actually. it was a sort of audition for how he would be if he did a political broadcast. and he hated it so much that -- [inaudible] so had he been a younger man though, i think he would have definitely mastered television and, frankly, today he would be great on twitter. many of his, many of his funniest and most brilliant -- can be fitted into 240 characters or fewer. and i think he would have wound up with millions of followers on twitter today. >> i was at a dinner party several years ago with steven weinberg, certainly the greatest fizz if cyst of my lifetime -- physicist of my lifetime, who died this year. lovely person. and we were talking about who each one of us most admired. steve said, well, it wasn't
newton. newton lived all of his life in a small geographic circle, never saw the sea. someone would have come up with newton's ideas on georgiaty. it wasn't -- gravity. he said someone would have gotten the differential calculus. he said i think it was shakespeare because we speak the language that he taught us to speak. will people centuries past be thinking of churchill as having changed the rhetoric and purpose of democratic dialogue? >> i think so. i think that -- and, of course, shakespeare was a great hero of churchill's. churchill could quote endless readings of shakespeare. he always went to see shakespeare plays. shakespeare was minute from whom -- somebody from whom he took a lot of his language. but i think that he has given

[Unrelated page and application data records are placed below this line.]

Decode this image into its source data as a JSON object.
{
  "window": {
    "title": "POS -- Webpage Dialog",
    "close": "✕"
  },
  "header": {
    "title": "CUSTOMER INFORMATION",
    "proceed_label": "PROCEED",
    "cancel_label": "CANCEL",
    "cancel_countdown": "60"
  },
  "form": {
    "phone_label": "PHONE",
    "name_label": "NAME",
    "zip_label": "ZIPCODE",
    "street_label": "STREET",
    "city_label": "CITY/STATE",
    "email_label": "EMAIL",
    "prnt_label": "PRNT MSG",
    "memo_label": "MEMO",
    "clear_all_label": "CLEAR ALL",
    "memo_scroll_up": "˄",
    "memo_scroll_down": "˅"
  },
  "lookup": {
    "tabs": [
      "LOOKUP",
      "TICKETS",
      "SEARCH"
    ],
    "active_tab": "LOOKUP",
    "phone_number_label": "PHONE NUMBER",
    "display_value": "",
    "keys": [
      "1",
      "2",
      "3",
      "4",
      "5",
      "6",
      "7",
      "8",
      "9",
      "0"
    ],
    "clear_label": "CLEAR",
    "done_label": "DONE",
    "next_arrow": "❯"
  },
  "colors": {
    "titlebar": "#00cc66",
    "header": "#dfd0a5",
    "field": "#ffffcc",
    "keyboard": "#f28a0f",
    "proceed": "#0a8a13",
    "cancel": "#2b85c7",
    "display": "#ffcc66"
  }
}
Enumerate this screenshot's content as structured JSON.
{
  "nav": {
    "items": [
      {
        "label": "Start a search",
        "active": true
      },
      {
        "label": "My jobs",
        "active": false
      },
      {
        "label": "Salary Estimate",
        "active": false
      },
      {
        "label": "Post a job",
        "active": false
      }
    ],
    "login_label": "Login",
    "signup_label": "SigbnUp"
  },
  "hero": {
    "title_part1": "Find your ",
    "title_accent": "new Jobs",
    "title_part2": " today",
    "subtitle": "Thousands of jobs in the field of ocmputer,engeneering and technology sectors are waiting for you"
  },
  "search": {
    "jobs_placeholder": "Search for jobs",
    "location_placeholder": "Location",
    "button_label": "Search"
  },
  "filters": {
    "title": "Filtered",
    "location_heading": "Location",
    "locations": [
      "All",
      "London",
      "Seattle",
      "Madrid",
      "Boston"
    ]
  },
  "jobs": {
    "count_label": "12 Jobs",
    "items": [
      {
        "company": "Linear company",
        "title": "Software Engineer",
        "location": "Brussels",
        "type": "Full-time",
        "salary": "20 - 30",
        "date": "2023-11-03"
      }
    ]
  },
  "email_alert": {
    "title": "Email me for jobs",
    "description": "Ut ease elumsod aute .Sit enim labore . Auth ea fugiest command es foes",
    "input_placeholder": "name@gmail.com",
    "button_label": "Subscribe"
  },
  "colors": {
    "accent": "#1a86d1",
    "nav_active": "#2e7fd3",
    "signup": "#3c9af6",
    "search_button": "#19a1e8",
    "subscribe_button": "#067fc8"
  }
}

the world a certain language, a lexicon about democracy and human rights. but so long as civilization succeeds in the world, it will be a wellspring for it to come from. when one reads some of the speeches and, obviously, in my book i had to read an awful lot of them, but there are thousands of speeches, and there's something usual, something interesting, some wonderful phrase that can be picked out of literally all of those 8,000. so i think he's -- like an ocean, you don't have to -- [inaudible] you chuck the bucket over the side of the boat and pretty much whatever you bring up will be worthwhile. and there are very few people in history like that. and if we, if we get over this
present sort of obsession, it strikes me, with everyone's -- [inaudible] of course, he was human. but if you look also at the actual, you know, bronze statue, i think that's much more worthwhile. >> andrew, i know what naughty thought you're thinking. you're thinking of churchill's remark about the greek prime minister -- [laughter] thank you so much for joining us tonight. this has been a real treasure. i'm so grateful to be able to participate with you before the society, and i give thanks for all of us. welcome and thanks. >> thank you very much. >> the origins of the speech the iron curtain address really go back to a decision by westminster college president frank